▶ **DATASET**
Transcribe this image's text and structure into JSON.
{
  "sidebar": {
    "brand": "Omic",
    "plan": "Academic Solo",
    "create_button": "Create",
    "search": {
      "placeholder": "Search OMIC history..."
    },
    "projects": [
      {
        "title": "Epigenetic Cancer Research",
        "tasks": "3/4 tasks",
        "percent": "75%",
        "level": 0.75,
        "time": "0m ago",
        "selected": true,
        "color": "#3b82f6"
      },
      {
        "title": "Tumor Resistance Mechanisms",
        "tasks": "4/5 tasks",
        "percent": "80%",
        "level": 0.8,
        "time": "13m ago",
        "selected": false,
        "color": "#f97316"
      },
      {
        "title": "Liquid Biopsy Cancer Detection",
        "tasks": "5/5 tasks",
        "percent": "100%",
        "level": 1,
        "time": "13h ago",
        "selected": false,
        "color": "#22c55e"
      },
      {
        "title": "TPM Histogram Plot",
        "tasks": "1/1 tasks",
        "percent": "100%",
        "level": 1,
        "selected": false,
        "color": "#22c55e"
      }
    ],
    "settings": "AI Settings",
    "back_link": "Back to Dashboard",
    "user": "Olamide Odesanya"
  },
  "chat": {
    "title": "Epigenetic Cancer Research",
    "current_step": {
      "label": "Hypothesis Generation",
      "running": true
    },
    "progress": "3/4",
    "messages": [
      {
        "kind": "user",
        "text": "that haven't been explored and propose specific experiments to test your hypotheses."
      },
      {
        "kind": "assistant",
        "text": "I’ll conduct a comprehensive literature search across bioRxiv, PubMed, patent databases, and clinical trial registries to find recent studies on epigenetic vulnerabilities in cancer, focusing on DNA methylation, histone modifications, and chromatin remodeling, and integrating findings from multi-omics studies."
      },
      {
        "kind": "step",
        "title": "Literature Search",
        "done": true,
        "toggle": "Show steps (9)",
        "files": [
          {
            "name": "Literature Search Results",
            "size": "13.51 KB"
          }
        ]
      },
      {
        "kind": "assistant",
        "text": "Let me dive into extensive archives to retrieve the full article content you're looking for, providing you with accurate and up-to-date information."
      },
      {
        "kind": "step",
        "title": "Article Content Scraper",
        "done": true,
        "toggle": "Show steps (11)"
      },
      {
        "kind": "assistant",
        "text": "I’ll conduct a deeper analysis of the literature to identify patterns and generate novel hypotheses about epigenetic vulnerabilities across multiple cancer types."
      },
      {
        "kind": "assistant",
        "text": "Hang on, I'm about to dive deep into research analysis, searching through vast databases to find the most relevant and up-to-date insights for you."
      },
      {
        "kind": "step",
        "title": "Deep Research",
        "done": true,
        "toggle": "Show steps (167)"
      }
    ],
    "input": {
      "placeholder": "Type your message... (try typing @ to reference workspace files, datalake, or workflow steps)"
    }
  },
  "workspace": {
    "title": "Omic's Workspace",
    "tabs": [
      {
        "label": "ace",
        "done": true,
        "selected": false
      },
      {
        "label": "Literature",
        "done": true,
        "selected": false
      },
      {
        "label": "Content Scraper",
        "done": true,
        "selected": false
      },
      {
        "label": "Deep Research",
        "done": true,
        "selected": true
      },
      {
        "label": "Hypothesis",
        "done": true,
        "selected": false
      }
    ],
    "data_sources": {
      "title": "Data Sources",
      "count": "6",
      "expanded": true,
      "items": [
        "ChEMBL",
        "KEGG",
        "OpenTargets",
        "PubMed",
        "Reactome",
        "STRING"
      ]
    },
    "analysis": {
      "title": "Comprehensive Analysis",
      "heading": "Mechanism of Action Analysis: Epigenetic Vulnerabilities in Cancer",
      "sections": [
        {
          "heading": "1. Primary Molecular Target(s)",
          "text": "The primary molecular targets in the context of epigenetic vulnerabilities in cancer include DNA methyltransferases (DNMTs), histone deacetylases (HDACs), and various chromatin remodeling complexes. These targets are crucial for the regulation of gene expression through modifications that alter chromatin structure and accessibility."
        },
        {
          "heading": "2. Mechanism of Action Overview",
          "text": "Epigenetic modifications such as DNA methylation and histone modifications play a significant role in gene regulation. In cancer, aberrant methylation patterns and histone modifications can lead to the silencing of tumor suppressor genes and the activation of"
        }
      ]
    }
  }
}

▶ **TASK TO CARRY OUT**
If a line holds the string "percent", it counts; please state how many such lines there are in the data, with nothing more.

▶ **EXERCISE SOLUTION**
4